TASK ITEM.
Give every entry again, word for word and in full.

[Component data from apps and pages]
___

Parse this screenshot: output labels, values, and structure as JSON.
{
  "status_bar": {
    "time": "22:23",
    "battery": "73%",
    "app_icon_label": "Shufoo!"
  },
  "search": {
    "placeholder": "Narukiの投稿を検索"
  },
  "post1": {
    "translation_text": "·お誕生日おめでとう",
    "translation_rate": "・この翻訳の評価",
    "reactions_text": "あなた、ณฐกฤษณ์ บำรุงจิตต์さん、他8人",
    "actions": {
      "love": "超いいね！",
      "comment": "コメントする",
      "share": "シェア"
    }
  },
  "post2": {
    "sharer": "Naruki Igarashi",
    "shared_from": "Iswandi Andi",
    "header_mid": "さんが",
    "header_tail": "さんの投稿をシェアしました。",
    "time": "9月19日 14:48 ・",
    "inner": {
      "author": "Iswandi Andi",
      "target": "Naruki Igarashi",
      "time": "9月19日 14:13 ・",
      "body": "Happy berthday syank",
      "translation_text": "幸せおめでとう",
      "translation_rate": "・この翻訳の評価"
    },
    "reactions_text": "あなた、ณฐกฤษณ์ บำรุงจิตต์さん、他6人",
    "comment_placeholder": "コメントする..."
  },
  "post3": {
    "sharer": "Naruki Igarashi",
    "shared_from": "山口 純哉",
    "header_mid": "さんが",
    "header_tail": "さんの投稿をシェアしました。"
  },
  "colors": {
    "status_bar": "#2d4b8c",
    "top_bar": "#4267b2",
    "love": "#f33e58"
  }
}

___

SOLUTION TO THIS PROBLEM.
Parse this screenshot: output labels, values, and structure as JSON.
{
  "status_bar": {
    "time": "22:23",
    "battery": "73%",
    "app_icon_label": "Shufoo!"
  },
  "search": {
    "placeholder": "Narukiの投稿を検索"
  },
  "post1": {
    "translation_text": "·お誕生日おめでとう",
    "translation_rate": "・この翻訳の評価",
    "reactions_text": "あなた、ณฐกฤษณ์ บำรุงจิตต์さん、他8人",
    "actions": {
      "love": "超いいね！",
      "comment": "コメントする",
      "share": "シェア"
    }
  },
  "post2": {
    "sharer": "Naruki Igarashi",
    "shared_from": "Iswandi Andi",
    "header_mid": "さんが",
    "header_tail": "さんの投稿をシェアしました。",
    "time": "9月19日 14:48 ・",
    "inner": {
      "author": "Iswandi Andi",
      "target": "Naruki Igarashi",
      "time": "9月19日 14:13 ・",
      "body": "Happy berthday syank",
      "translation_text": "幸せおめでとう",
      "translation_rate": "・この翻訳の評価"
    },
    "reactions_text": "あなた、ณฐกฤษณ์ บำรุงจิตต์さん、他6人",
    "comment_placeholder": "コメントする..."
  },
  "post3": {
    "sharer": "Naruki Igarashi",
    "shared_from": "山口 純哉",
    "header_mid": "さんが",
    "header_tail": "さんの投稿をシェアしました。"
  },
  "colors": {
    "status_bar": "#2d4b8c",
    "top_bar": "#4267b2",
    "love": "#f33e58"
  }
}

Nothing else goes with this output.